She'd heard about the leg many times. Actually it was his thighbone broken above the knee in one of those spectacular compound breaks. He had done it playing Tarzan, or pirates, or something or other as he jumped from a roof in Rye. But Elaine wasn't sure that she remembered him limping.
"Oh it was only a slight limp," her grandfather said. "Sometimes you hardly noticed."
"Who was Q'dee?" she asked.
"Your grandmother, Philippa, of course. She had a lot of short names, but for some reason Q'dee stuck. Your Dad started calling her that from the word cute. I think he got that from some popular song. He took to calling her Cutie, and then it changed to Q'dee. Your Dad and I gave her a locket with the letters QD on it for her birthday. Don't know what happened to it after she died. Could be your Dad had it."

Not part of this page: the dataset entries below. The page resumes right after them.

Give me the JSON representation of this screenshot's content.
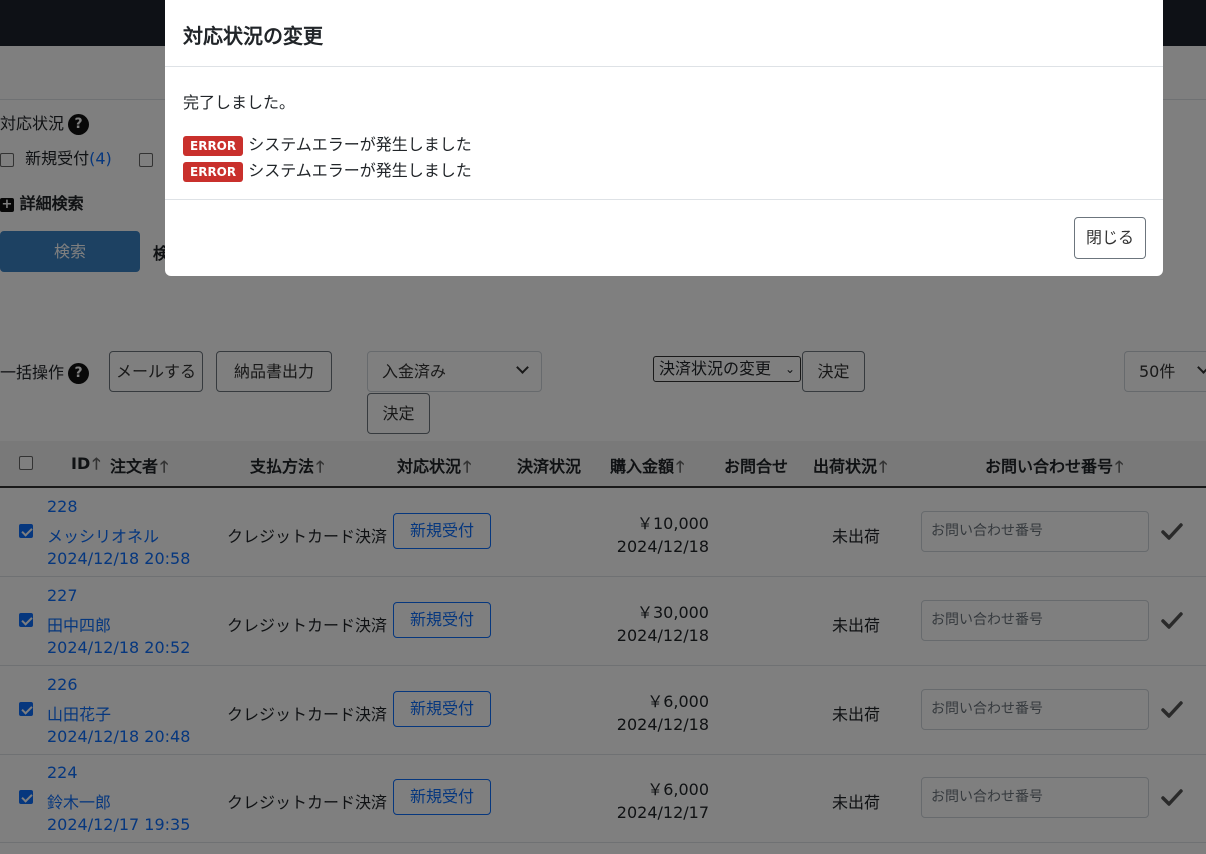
{
  "filters": {
    "status_label": "対応状況",
    "new_label": "新規受付",
    "new_count": "(4)",
    "advanced_search": "詳細検索",
    "search_button": "検索",
    "search_side_text": "検"
  },
  "bulk": {
    "label": "一括操作",
    "mail_button": "メールする",
    "delivery_button": "納品書出力",
    "payment_select_value": "入金済み",
    "decide_button": "決定",
    "settlement_select_value": "決済状況の変更",
    "decide_button2": "決定",
    "per_page_value": "50件"
  },
  "table": {
    "headers": {
      "id": "ID",
      "orderer": "注文者",
      "payment": "支払方法",
      "status": "対応状況",
      "settlement": "決済状況",
      "amount": "購入金額",
      "inquiry": "お問合せ",
      "shipping": "出荷状況",
      "inquiry_no": "お問い合わせ番号",
      "sort_arrow": "🡑"
    },
    "rows": [
      {
        "id": "228",
        "name": "メッシリオネル",
        "datetime": "2024/12/18 20:58",
        "payment": "クレジットカード決済",
        "status": "新規受付",
        "amount": "￥10,000",
        "date": "2024/12/18",
        "shipping": "未出荷",
        "inquiry_placeholder": "お問い合わせ番号"
      },
      {
        "id": "227",
        "name": "田中四郎",
        "datetime": "2024/12/18 20:52",
        "payment": "クレジットカード決済",
        "status": "新規受付",
        "amount": "￥30,000",
        "date": "2024/12/18",
        "shipping": "未出荷",
        "inquiry_placeholder": "お問い合わせ番号"
      },
      {
        "id": "226",
        "name": "山田花子",
        "datetime": "2024/12/18 20:48",
        "payment": "クレジットカード決済",
        "status": "新規受付",
        "amount": "￥6,000",
        "date": "2024/12/18",
        "shipping": "未出荷",
        "inquiry_placeholder": "お問い合わせ番号"
      },
      {
        "id": "224",
        "name": "鈴木一郎",
        "datetime": "2024/12/17 19:35",
        "payment": "クレジットカード決済",
        "status": "新規受付",
        "amount": "￥6,000",
        "date": "2024/12/17",
        "shipping": "未出荷",
        "inquiry_placeholder": "お問い合わせ番号"
      }
    ]
  },
  "modal": {
    "title": "対応状況の変更",
    "message": "完了しました。",
    "errors": [
      {
        "badge": "ERROR",
        "text": "システムエラーが発生しました"
      },
      {
        "badge": "ERROR",
        "text": "システムエラーが発生しました"
      }
    ],
    "close_button": "閉じる"
  }
}
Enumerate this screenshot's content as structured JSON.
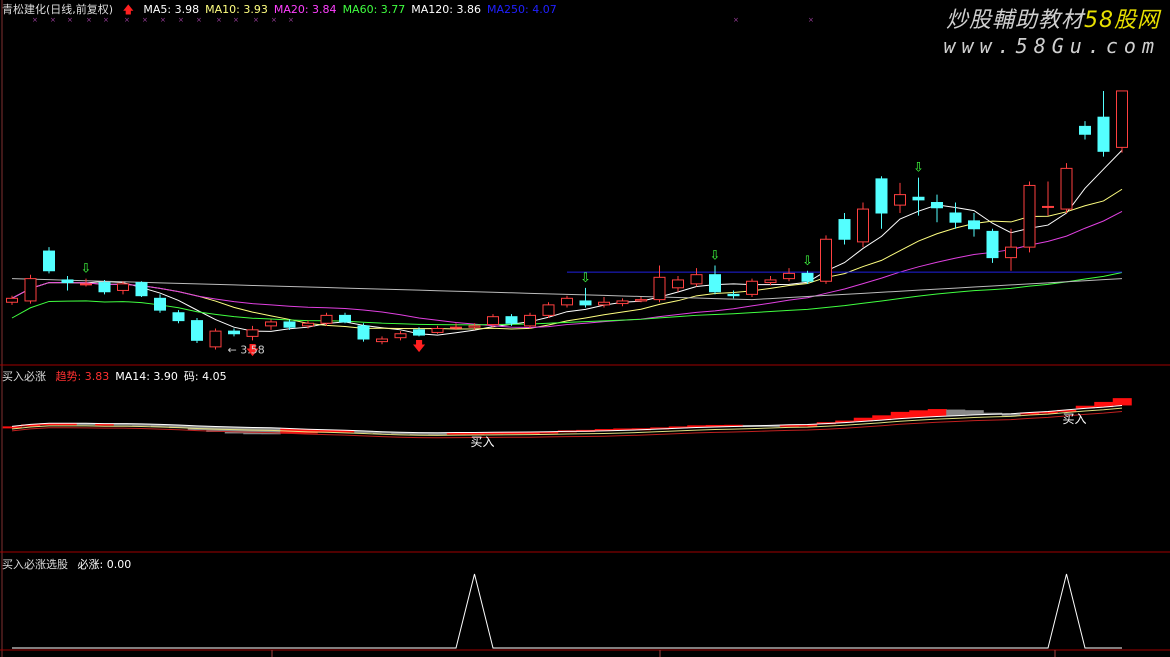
{
  "main_panel": {
    "stock_name": "青松建化(日线,前复权)",
    "indicators": [
      {
        "label": "MA5: 3.98",
        "color": "#ffffff"
      },
      {
        "label": "MA10: 3.93",
        "color": "#ffff80"
      },
      {
        "label": "MA20: 3.84",
        "color": "#ff40ff"
      },
      {
        "label": "MA60: 3.77",
        "color": "#40ff40"
      },
      {
        "label": "MA120: 3.86",
        "color": "#ffffff"
      },
      {
        "label": "MA250: 4.07",
        "color": "#2020ff"
      }
    ],
    "low_marker": "3.58"
  },
  "mid_panel": {
    "title": "买入必涨",
    "indicators": [
      {
        "label": "趋势: 3.83",
        "color": "#ff3030"
      },
      {
        "label": "MA14: 3.90",
        "color": "#ffffff"
      },
      {
        "label": "码: 4.05",
        "color": "#ffffff"
      }
    ],
    "signal_label": "买入"
  },
  "bottom_panel": {
    "title": "买入必涨选股",
    "indicators": [
      {
        "label": "必涨: 0.00",
        "color": "#ffffff"
      }
    ]
  },
  "watermark": {
    "line1": "炒股輔助教材",
    "line1_brand": "58股网",
    "line2": "www.58Gu.com"
  },
  "colors": {
    "up": "#ff4040",
    "down": "#54ffff",
    "ma5": "#ffffff",
    "ma10": "#ffff80",
    "ma20": "#e040e0",
    "ma60": "#40ff40",
    "ma120": "#ffffff",
    "ma250": "#2020e0",
    "divider": "#a00000"
  },
  "chart_data": {
    "type": "candlestick",
    "ylim": [
      3.5,
      5.9
    ],
    "ohlc": [
      [
        3.94,
        3.97,
        3.99,
        3.92
      ],
      [
        3.95,
        4.12,
        4.15,
        3.93
      ],
      [
        4.33,
        4.18,
        4.36,
        4.16
      ],
      [
        4.11,
        4.09,
        4.14,
        4.03
      ],
      [
        4.08,
        4.08,
        4.12,
        4.06
      ],
      [
        4.09,
        4.02,
        4.11,
        4.0
      ],
      [
        4.03,
        4.08,
        4.1,
        4.0
      ],
      [
        4.09,
        3.99,
        4.1,
        3.98
      ],
      [
        3.97,
        3.88,
        4.0,
        3.86
      ],
      [
        3.86,
        3.8,
        3.88,
        3.78
      ],
      [
        3.8,
        3.65,
        3.82,
        3.63
      ],
      [
        3.6,
        3.72,
        3.74,
        3.58
      ],
      [
        3.72,
        3.7,
        3.74,
        3.68
      ],
      [
        3.68,
        3.73,
        3.76,
        3.65
      ],
      [
        3.76,
        3.79,
        3.81,
        3.73
      ],
      [
        3.79,
        3.75,
        3.81,
        3.73
      ],
      [
        3.76,
        3.78,
        3.8,
        3.74
      ],
      [
        3.78,
        3.84,
        3.86,
        3.76
      ],
      [
        3.84,
        3.79,
        3.86,
        3.78
      ],
      [
        3.76,
        3.66,
        3.78,
        3.64
      ],
      [
        3.64,
        3.66,
        3.68,
        3.62
      ],
      [
        3.67,
        3.7,
        3.72,
        3.65
      ],
      [
        3.73,
        3.69,
        3.75,
        3.68
      ],
      [
        3.71,
        3.74,
        3.76,
        3.7
      ],
      [
        3.75,
        3.75,
        3.78,
        3.73
      ],
      [
        3.75,
        3.76,
        3.78,
        3.73
      ],
      [
        3.77,
        3.83,
        3.85,
        3.75
      ],
      [
        3.83,
        3.78,
        3.85,
        3.76
      ],
      [
        3.76,
        3.84,
        3.86,
        3.74
      ],
      [
        3.84,
        3.92,
        3.94,
        3.82
      ],
      [
        3.92,
        3.97,
        3.99,
        3.9
      ],
      [
        3.95,
        3.92,
        4.05,
        3.9
      ],
      [
        3.92,
        3.94,
        3.98,
        3.9
      ],
      [
        3.93,
        3.95,
        3.97,
        3.91
      ],
      [
        3.95,
        3.96,
        3.98,
        3.94
      ],
      [
        3.96,
        4.13,
        4.22,
        3.94
      ],
      [
        4.05,
        4.11,
        4.14,
        4.02
      ],
      [
        4.08,
        4.15,
        4.2,
        4.06
      ],
      [
        4.15,
        4.02,
        4.22,
        4.0
      ],
      [
        4.0,
        3.99,
        4.03,
        3.97
      ],
      [
        4.0,
        4.1,
        4.12,
        3.98
      ],
      [
        4.09,
        4.11,
        4.14,
        4.07
      ],
      [
        4.12,
        4.16,
        4.2,
        4.1
      ],
      [
        4.16,
        4.1,
        4.18,
        4.08
      ],
      [
        4.1,
        4.42,
        4.45,
        4.08
      ],
      [
        4.57,
        4.42,
        4.62,
        4.38
      ],
      [
        4.4,
        4.65,
        4.7,
        4.36
      ],
      [
        4.88,
        4.62,
        4.9,
        4.5
      ],
      [
        4.68,
        4.76,
        4.85,
        4.62
      ],
      [
        4.74,
        4.72,
        4.89,
        4.6
      ],
      [
        4.7,
        4.66,
        4.76,
        4.55
      ],
      [
        4.62,
        4.55,
        4.7,
        4.5
      ],
      [
        4.56,
        4.5,
        4.62,
        4.44
      ],
      [
        4.48,
        4.28,
        4.5,
        4.24
      ],
      [
        4.28,
        4.36,
        4.5,
        4.18
      ],
      [
        4.36,
        4.83,
        4.86,
        4.32
      ],
      [
        4.67,
        4.67,
        4.86,
        4.6
      ],
      [
        4.65,
        4.96,
        5.0,
        4.62
      ],
      [
        5.28,
        5.22,
        5.32,
        5.18
      ],
      [
        5.35,
        5.09,
        5.55,
        5.05
      ],
      [
        5.12,
        5.55,
        5.55,
        5.08
      ]
    ],
    "buy_arrows": [
      4,
      31,
      38,
      43,
      49
    ],
    "sell_arrows": [
      13,
      22
    ],
    "low_index": 11,
    "ma250_value": 4.07,
    "ma250_start": 30,
    "buy_signals": [
      25,
      57
    ],
    "bottom_ylim": [
      0,
      1
    ]
  }
}
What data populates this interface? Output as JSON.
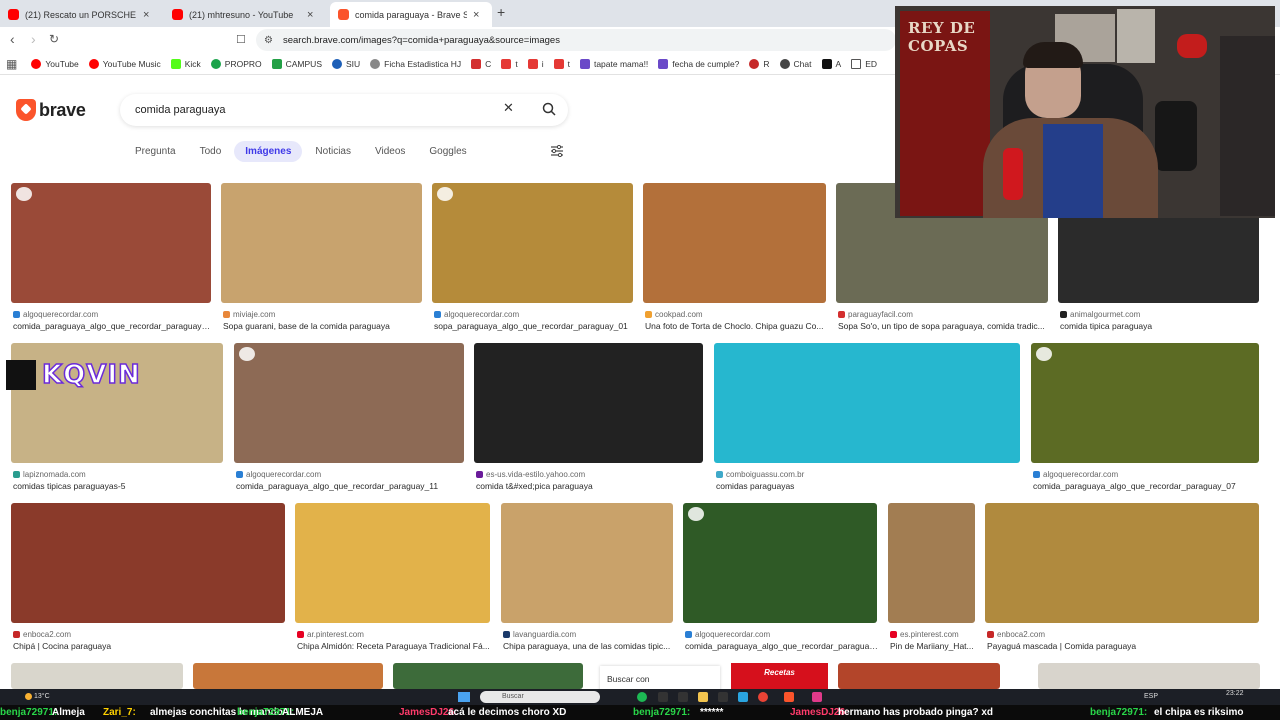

It was after this that Elaine developed an image of her father as a mud spattered G.I. dashing across the fields and hedgerows of northern France. He became larger than life, symbolic and unreal, a documentary figure caught in the distance. Maybe the dreams had started at this time too. The ones where she was standing mired in mud, trying to move towards a line of soldiers who straggled off away from her. Although their backs were to her, and they all looked much the same, she knew that if she got close enough one of them would have a limp.